As we speak, the world is reeling from one of the worst cases of viral infection in recent history. Thus, it is a bit troubling that anyone would want to exploit the desperate situation that we all find ourselves in, to create further harm, or confusion. But that is exactly what cybercriminals are doing with the coronavirus.
They are now taking advantage of people’s heightened interest in news related to the outbreak to send emails that are laden with malware. Clicking links within these emails downloads malicious software such as worms, ransomware, and spyware onto the victim’s computers.
These coronavirus-themed malware entities are spreading fast and they pose real cybersecurity threats because of the novelty that goes into their distribution and targeting. Most of the victims of these sickening campaigns do not even know what hit them until it is too late. They often have to bear huge financial damages following successful infiltration.
An example of a coronavirus-themed malware attack happened in Japan in the months of January and February. Cybercriminals started sending out emails that supposedly came from a Japanese disability welfare service provider, except that these emails and their attachments were infected with the Emotet Trojan, which happens to be one of the most notorious Trojans at the moment.
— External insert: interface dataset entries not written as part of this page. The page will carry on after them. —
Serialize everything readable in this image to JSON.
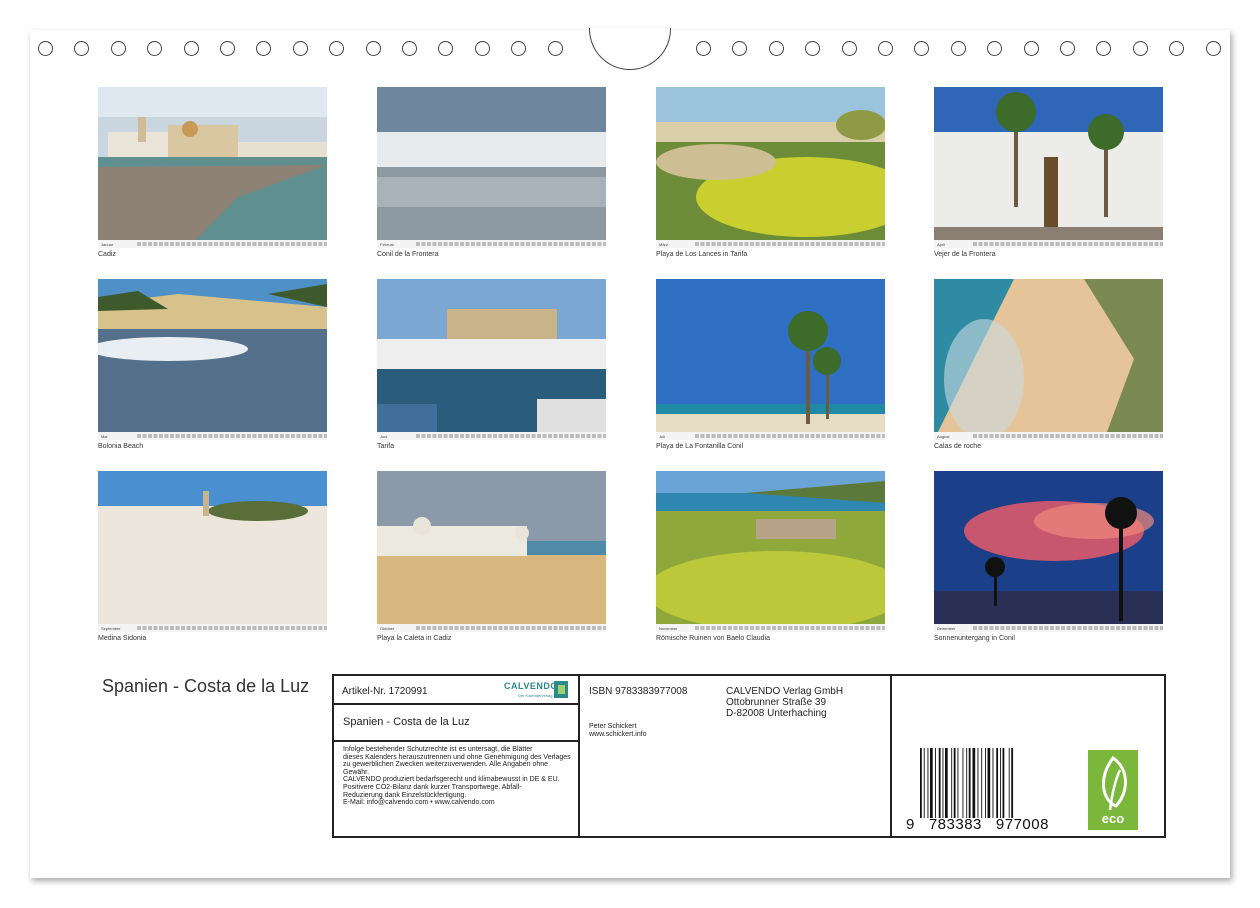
{
  "calendar": {
    "title": "Spanien - Costa de la Luz",
    "photos": [
      {
        "month": "Januar",
        "caption": "Cadiz",
        "scene": "coast-city"
      },
      {
        "month": "Februar",
        "caption": "Conil de la Frontera",
        "scene": "reflection-town"
      },
      {
        "month": "März",
        "caption": "Playa de Los Lances in Tarifa",
        "scene": "dunes-flowers"
      },
      {
        "month": "April",
        "caption": "Vejer de la Frontera",
        "scene": "plaza-palms"
      },
      {
        "month": "Mai",
        "caption": "Bolonia Beach",
        "scene": "beach-dune"
      },
      {
        "month": "Juni",
        "caption": "Tarifa",
        "scene": "harbour"
      },
      {
        "month": "Juli",
        "caption": "Playa de La Fontanilla Conil",
        "scene": "palms-beach"
      },
      {
        "month": "August",
        "caption": "Calas de roche",
        "scene": "aerial-cove"
      },
      {
        "month": "September",
        "caption": "Medina Sidonia",
        "scene": "white-town"
      },
      {
        "month": "Oktober",
        "caption": "Playa la Caleta in Cadiz",
        "scene": "caleta"
      },
      {
        "month": "November",
        "caption": "Römische Ruinen von Baelo Claudia",
        "scene": "ruins-meadow"
      },
      {
        "month": "Dezember",
        "caption": "Sonnenuntergang in Conil",
        "scene": "sunset-palms"
      }
    ]
  },
  "info": {
    "article": "Artikel-Nr. 1720991",
    "logo": "CALVENDO",
    "logo_sub": "Der Kalenderverlag",
    "product_title": "Spanien - Costa de la Luz",
    "legal": [
      "Infolge bestehender Schutzrechte ist es untersagt, die Blätter",
      "dieses Kalenders herauszutrennen und ohne Genehmigung des Verlages",
      "zu gewerblichen Zwecken weiterzuverwenden. Alle Angaben ohne",
      "Gewähr.",
      "CALVENDO produziert bedarfsgerecht und klimabewusst in DE & EU.",
      "Positivere CO2-Bilanz dank kurzer Transportwege. Abfall-",
      "Reduzierung dank Einzelstückfertigung.",
      "E-Mail: info@calvendo.com • www.calvendo.com"
    ],
    "isbn": "ISBN 9783383977008",
    "author": "Peter Schickert",
    "author_url": "www.schickert.info",
    "publisher": [
      "CALVENDO Verlag GmbH",
      "Ottobrunner Straße 39",
      "D-82008 Unterhaching"
    ],
    "barcode_digits": "9   783383   977008",
    "eco_label": "eco"
  },
  "colors": {
    "logo": "#2c8a8a",
    "eco": "#7ab73a"
  }
}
The Emotet malware was originally created in 2014 and used to infiltrate banks and steal confidential information. The malware has since evolved from its primary purpose and is now mostly used as a loader for other malware. Emotet is very effective at this because it uses worm-like activities to spread from one computer to the other virtually undetected.
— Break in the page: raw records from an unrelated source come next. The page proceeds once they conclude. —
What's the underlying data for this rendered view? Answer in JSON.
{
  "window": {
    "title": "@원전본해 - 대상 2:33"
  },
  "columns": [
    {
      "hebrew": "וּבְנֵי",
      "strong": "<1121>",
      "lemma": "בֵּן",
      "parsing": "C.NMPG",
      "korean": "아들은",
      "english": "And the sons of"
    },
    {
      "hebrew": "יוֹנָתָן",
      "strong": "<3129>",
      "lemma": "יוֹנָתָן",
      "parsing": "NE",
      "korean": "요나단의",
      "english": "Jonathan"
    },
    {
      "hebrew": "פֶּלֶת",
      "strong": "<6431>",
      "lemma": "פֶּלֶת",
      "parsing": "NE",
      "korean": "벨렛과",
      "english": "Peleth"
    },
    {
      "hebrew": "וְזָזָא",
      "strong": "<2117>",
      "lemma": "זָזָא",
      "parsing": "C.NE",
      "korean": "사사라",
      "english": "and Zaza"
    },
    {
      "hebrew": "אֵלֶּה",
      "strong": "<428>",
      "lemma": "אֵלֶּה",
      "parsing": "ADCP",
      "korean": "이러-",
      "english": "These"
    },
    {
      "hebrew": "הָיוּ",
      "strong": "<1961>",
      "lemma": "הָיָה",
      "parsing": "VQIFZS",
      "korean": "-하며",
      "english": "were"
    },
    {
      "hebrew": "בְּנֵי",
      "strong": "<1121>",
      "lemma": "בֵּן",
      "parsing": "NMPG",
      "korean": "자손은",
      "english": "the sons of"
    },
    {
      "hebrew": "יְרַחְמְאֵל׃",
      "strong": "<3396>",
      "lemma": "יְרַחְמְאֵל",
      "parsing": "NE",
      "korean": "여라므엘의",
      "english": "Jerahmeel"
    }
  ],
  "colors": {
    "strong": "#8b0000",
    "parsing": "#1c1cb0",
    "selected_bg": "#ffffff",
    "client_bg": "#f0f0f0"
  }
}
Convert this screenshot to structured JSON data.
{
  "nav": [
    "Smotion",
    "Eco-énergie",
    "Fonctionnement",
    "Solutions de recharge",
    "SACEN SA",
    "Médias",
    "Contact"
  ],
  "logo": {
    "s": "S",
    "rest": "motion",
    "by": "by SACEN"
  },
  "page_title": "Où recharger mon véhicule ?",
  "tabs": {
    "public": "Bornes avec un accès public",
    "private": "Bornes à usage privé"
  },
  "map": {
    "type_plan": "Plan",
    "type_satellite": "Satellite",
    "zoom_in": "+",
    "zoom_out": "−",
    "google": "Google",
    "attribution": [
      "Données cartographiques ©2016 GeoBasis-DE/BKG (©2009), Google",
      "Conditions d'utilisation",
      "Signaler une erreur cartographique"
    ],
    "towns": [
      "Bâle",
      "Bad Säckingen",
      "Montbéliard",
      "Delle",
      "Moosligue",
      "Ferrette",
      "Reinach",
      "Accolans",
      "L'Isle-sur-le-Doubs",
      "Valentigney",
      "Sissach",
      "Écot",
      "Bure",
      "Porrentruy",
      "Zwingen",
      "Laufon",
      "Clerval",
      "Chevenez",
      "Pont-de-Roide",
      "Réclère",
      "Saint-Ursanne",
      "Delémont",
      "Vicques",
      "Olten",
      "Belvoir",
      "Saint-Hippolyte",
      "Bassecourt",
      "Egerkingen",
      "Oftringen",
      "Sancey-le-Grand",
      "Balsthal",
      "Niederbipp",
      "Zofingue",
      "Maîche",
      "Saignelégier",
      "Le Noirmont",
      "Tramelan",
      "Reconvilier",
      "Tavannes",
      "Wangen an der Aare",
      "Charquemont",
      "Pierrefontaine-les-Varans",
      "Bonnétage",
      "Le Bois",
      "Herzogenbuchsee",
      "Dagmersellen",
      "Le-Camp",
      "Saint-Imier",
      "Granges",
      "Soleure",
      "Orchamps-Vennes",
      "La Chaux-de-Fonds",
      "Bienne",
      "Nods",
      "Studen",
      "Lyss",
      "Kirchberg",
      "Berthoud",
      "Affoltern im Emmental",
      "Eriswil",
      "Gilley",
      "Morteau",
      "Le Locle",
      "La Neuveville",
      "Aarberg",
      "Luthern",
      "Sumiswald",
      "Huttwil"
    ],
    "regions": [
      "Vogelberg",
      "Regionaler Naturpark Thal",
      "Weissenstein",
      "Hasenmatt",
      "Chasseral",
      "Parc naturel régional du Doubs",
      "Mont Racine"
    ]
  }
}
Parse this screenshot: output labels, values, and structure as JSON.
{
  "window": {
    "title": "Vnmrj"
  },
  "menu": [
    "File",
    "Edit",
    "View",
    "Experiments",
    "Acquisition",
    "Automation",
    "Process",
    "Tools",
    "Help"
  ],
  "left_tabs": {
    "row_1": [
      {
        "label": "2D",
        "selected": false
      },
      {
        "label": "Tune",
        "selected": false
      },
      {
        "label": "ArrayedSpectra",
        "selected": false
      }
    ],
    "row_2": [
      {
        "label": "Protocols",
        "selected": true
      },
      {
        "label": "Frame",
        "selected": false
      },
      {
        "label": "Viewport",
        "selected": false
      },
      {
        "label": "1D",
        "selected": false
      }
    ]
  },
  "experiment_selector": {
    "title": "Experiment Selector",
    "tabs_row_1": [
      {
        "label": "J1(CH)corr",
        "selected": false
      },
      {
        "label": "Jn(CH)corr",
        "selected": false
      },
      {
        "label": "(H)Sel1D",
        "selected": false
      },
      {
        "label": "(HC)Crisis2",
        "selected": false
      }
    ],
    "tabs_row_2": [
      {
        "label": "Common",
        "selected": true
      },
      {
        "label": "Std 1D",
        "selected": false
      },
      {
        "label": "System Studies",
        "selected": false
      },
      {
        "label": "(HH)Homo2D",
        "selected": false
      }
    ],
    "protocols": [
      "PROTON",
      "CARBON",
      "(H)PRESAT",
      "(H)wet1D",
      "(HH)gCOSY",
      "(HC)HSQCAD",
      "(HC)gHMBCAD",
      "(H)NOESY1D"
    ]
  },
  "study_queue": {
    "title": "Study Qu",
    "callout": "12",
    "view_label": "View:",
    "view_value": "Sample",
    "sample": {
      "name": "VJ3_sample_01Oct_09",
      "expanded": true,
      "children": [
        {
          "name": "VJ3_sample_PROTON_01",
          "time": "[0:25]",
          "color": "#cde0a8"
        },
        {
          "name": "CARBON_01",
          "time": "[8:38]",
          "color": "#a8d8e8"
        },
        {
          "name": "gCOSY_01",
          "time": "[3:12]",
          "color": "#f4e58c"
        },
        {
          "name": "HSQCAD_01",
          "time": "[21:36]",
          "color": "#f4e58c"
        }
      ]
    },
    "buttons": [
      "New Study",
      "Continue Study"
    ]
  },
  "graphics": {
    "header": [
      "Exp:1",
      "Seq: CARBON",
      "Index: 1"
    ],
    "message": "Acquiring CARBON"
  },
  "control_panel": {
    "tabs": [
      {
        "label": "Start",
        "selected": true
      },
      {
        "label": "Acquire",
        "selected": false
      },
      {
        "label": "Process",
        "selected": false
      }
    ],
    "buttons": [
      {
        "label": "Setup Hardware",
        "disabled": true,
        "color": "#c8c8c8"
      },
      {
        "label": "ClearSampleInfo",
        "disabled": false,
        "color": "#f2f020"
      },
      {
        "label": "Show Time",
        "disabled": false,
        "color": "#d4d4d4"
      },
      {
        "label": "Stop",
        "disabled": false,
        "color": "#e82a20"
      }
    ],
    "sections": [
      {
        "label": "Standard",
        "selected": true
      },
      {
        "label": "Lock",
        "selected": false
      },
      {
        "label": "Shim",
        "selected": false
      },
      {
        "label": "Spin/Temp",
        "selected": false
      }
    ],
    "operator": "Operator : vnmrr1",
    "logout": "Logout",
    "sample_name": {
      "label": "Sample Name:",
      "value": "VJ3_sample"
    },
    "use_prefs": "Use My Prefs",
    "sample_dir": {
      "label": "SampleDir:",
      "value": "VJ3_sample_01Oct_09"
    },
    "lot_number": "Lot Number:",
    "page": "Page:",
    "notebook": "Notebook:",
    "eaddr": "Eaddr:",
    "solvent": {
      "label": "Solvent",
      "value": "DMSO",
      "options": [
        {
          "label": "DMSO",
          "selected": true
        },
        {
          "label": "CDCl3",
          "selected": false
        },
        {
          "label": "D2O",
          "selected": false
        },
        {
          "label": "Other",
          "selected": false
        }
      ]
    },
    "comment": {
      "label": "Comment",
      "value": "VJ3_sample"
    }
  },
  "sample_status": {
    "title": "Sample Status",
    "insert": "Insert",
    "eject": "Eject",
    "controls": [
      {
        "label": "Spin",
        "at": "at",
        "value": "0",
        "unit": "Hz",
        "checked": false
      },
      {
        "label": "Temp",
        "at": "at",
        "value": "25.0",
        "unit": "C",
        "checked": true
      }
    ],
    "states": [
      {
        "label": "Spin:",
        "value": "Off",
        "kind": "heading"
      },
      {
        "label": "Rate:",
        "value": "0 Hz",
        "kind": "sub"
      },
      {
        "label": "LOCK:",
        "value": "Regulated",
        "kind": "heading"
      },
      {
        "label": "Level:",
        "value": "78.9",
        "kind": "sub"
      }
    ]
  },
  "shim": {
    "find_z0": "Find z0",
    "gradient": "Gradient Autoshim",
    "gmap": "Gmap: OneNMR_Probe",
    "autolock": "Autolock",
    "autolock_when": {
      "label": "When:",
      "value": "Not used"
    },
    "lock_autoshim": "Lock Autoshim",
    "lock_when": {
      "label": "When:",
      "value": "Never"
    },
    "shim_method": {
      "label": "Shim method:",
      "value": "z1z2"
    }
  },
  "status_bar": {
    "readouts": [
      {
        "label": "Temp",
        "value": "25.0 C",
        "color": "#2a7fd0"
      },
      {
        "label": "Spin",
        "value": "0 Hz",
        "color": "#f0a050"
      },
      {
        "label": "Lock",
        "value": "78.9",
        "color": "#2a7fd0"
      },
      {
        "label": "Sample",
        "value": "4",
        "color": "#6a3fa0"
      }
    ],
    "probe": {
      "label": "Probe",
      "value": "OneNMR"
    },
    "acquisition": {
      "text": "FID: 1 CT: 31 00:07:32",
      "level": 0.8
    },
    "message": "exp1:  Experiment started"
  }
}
While phishing campaigns are the primary means through which coronavirus-themed malware such as Emotet are being spread, they are not the only ones. Many fake websites with the word coronavirus have also been popping up everywhere and they also serve as a conduit for spreading all sorts of malicious malware.
To evade coronavirus-themed malware, you need to stay vigilant at all times against the tricks that cybercriminals are likely to use to lure you into downloading the virus onto your computer. Here are a few tips that might prove helpful along the way:
- Verify the authenticity of news items related to the coronavirus
No matter what country you are from, there is always that reliable news source that at least most people trust. And while it is likely that you will get news about the coronavirus from elsewhere, ask yourself how many times news about something comes to you by email, especially if you have not subscribed to a service. If it seems odd to you, it most likely is.
- If you work in an organization where you share work stations with several of your colleagues, notify them of the coronavirus-themed malware
If you share an office with some folks, it is a hopeless situation if the entire office doesn’t take the same security precautions to protect each other against malware attacks. That’s why sharing information is essential to keeping everyone safe. Tell everyone about the coronavirus-themed malware. Point them to this article if you must, but please don’t keep quiet.
- Watch out for over dramatic headings
If you receive an email with dramatic news headings, it is most likely fake. It is unlikely that anyone will have the time to announce the end of days with via email.
- Purchase a premium antivirus solution
Do you have an anti-malware solution installed on your computer? If not, you need to download one ASAP. Anti-malware solutions such as Outbyte Antivirus will detect infiltration attempts by the likes of the Emotet virus and stop them in their tracks. It is your best bet against malware threats.
- Take a closer look at emails and domains for spelling mistakes
Likely, all the domains bearing the name coronavirus are already taken by legitimate organizations such as WHO and the UN. Cybercriminals thus have to do with what’s left and this makes it easy to weed out fake domain names because of the many spelling mistakes on their fake domains.
- Update all the software on your computer
Do you run the latest version of software on your computer? If not, you need to because malware exploit vulnerabilities on apps that have not been patched with the latest security patches. Start with your OS, then browsers, and continue that way till all of the apps that you commonly use are updated.
- Stop relying on pirated software
Do you get your software from sites such as The Pirate Bay? If that is the case, then you need to stop. Malware can be bundled together with pirated software creating the real danger of making such software a constant source of infection on your computer.